The students in Johnson’s English Methods class took the game to a local high school, with each W&M student facilitating a group of 4-5 ninth graders as they played the game. Johnson collected data in the form of written reflections from the preservice teachers, as well as audio recordings and transcripts of the group experience.

Johnson found that the game provided a valuable scaffold and shared language as the students practiced their skills in argumentation. Most importantly, it allowed students to produce arguments and critique the argumentation work of others in a playful context rather than through heated or intimidating discussions disconnected from real-world situations.

“The preservice teachers enjoyed the process of creating the game, and they absolutely loved playing their game with the kids,” said Johnson. “All of the ninth-grade students were highly engaged and the teacher particularly pointed out one student who would typically sleep through class, but who was really excited about the game. It was very rewarding for the students to see that level of excitement and motivation.”

This type of project also helps preservice teachers reimagine their role as educators, says Johnson. Interactive, collaborative experiences reposition the teacher as someone who works alongside students, rather than as an authority or as the sole expert in the classroom.

Johnson is now exploring other ways to bring play into the classroom. Through a Reveley Fellowship, she is collaborating with Meredith Kier, associate professor of science education, and Gexin Yu, professor of mathematics, to develop a course for W&M undergraduate students called “Game Changers: Exploring Big Ideas in Mathematics and Education through Game Play and Design.”

The course, which will be offered in Fall 2022, will explore the importance of play in the learning process, with students taking on the role of researcher-designer as they engage in a design process for creating meaningful games that promote deep learning around mathematical concepts. As a COLL 100 course, it will introduce students to big ideas across disciplines and provide opportunities to develop communication and collaboration skills.
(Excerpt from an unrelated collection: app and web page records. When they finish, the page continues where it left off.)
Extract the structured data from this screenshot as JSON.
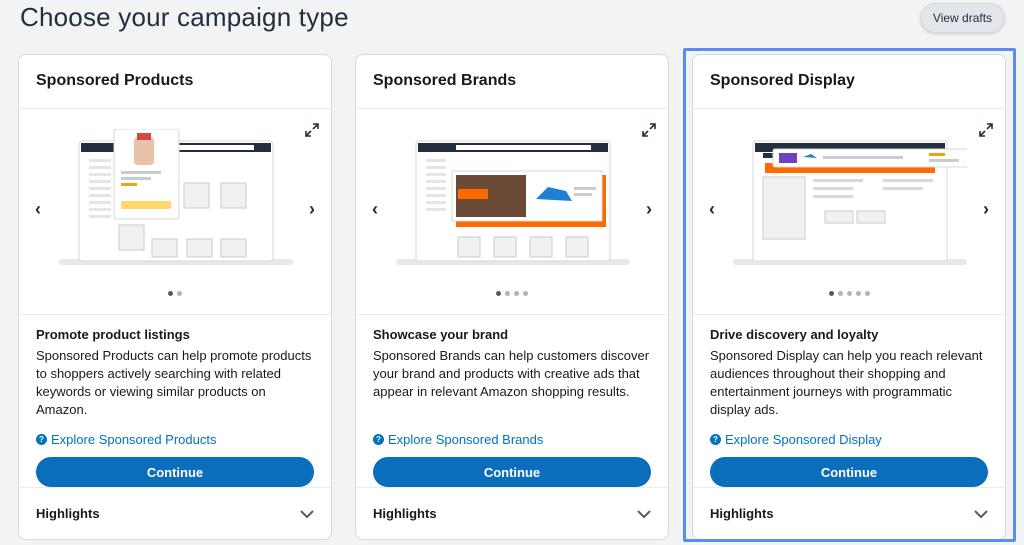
{
  "page": {
    "title": "Choose your campaign type",
    "view_drafts": "View drafts"
  },
  "cards": [
    {
      "header": "Sponsored Products",
      "subtitle": "Promote product listings",
      "description": "Sponsored Products can help promote products to shoppers actively searching with related keywords or viewing similar products on Amazon.",
      "explore": "Explore Sponsored Products",
      "continue": "Continue",
      "highlights": "Highlights",
      "carousel_slides": 2,
      "carousel_active": 1
    },
    {
      "header": "Sponsored Brands",
      "subtitle": "Showcase your brand",
      "description": "Sponsored Brands can help customers discover your brand and products with creative ads that appear in relevant Amazon shopping results.",
      "explore": "Explore Sponsored Brands",
      "continue": "Continue",
      "highlights": "Highlights",
      "carousel_slides": 4,
      "carousel_active": 1
    },
    {
      "header": "Sponsored Display",
      "subtitle": "Drive discovery and loyalty",
      "description": "Sponsored Display can help you reach relevant audiences throughout their shopping and entertainment journeys with programmatic display ads.",
      "explore": "Explore Sponsored Display",
      "continue": "Continue",
      "highlights": "Highlights",
      "carousel_slides": 5,
      "carousel_active": 1,
      "selected": true
    }
  ],
  "icons": {
    "expand": "expand-icon",
    "help": "help-circle-icon",
    "chevron": "chevron-down-icon",
    "prev": "chevron-left-icon",
    "next": "chevron-right-icon"
  },
  "colors": {
    "primary": "#0a6ebd",
    "link": "#0073bb",
    "selected_outline": "#5b8def",
    "accent_orange": "#ff6a00"
  }
}
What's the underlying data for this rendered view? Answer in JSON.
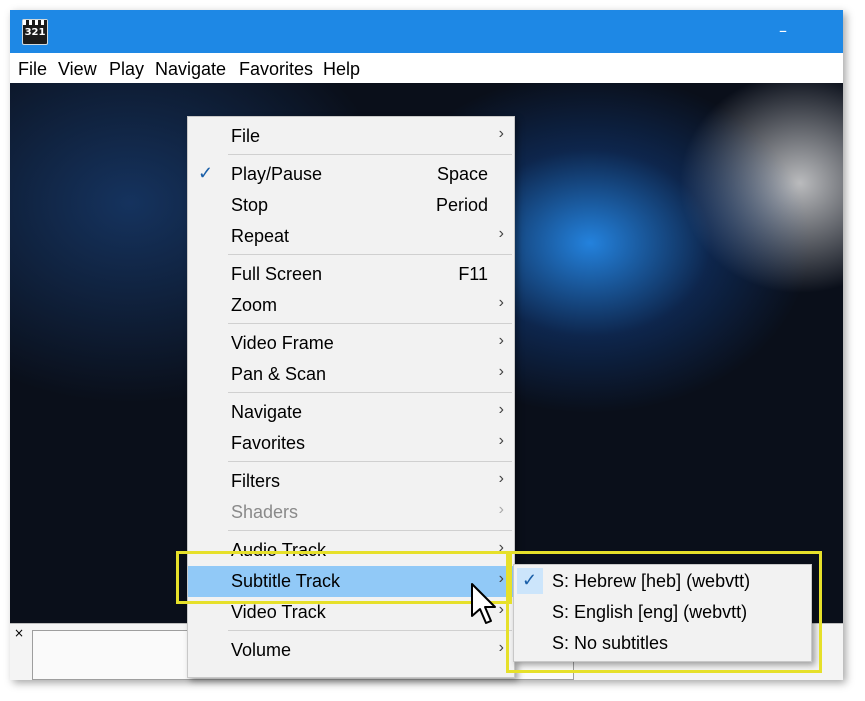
{
  "window": {
    "app_icon_text": "321",
    "minimize_glyph": "–"
  },
  "menubar": [
    "File",
    "View",
    "Play",
    "Navigate",
    "Favorites",
    "Help"
  ],
  "context_menu": [
    {
      "label": "File",
      "submenu": true
    },
    {
      "label": "Play/Pause",
      "shortcut": "Space",
      "checked": true
    },
    {
      "label": "Stop",
      "shortcut": "Period"
    },
    {
      "label": "Repeat",
      "submenu": true
    },
    {
      "label": "Full Screen",
      "shortcut": "F11"
    },
    {
      "label": "Zoom",
      "submenu": true
    },
    {
      "label": "Video Frame",
      "submenu": true
    },
    {
      "label": "Pan & Scan",
      "submenu": true
    },
    {
      "label": "Navigate",
      "submenu": true
    },
    {
      "label": "Favorites",
      "submenu": true
    },
    {
      "label": "Filters",
      "submenu": true
    },
    {
      "label": "Shaders",
      "submenu": true,
      "disabled": true
    },
    {
      "label": "Audio Track",
      "submenu": true
    },
    {
      "label": "Subtitle Track",
      "submenu": true,
      "highlighted": true
    },
    {
      "label": "Video Track",
      "submenu": true
    },
    {
      "label": "Volume",
      "submenu": true
    }
  ],
  "subtitle_submenu": [
    {
      "label": "S: Hebrew [heb] (webvtt)",
      "checked": true
    },
    {
      "label": "S: English [eng] (webvtt)"
    },
    {
      "label": "S: No subtitles"
    }
  ],
  "glyphs": {
    "check": "✓",
    "arrow": "›",
    "close": "×"
  },
  "colors": {
    "titlebar": "#1e88e5",
    "menu_bg": "#f2f2f2",
    "highlight": "#91c9f7",
    "annotation": "#e6e02a"
  }
}
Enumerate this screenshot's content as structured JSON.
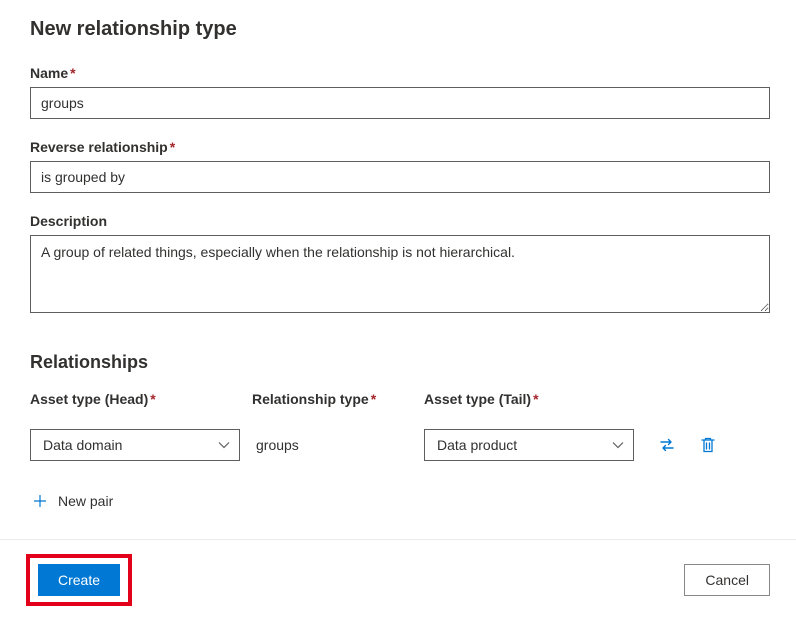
{
  "page_title": "New relationship type",
  "fields": {
    "name": {
      "label": "Name",
      "value": "groups"
    },
    "reverse": {
      "label": "Reverse relationship",
      "value": "is grouped by"
    },
    "description": {
      "label": "Description",
      "value": "A group of related things, especially when the relationship is not hierarchical."
    }
  },
  "relationships_section": {
    "title": "Relationships",
    "headers": {
      "head": "Asset type (Head)",
      "type": "Relationship type",
      "tail": "Asset type (Tail)"
    },
    "row": {
      "head": "Data domain",
      "type": "groups",
      "tail": "Data product"
    },
    "new_pair_label": "New pair"
  },
  "footer": {
    "create": "Create",
    "cancel": "Cancel"
  }
}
Johnson is also involved in the university’s multi-disciplinary eSports initiative, which is exploring the intersections of gaming, learning theory, psychology, computer science and more.

“Unfortunately play has largely disappeared from our schools,” says Johnson. “Even in elementary schools, where playful, engaging pedagogy was once prioritized, we’re seeing play being extricated from the curriculum. And as a result, we see student engagement drop off precipitously as students advance through elementary and secondary school.

“Play and rigor are not mutually exclusive, but in fact are two necessary ingredients for a lifetime of curiosity and learning.”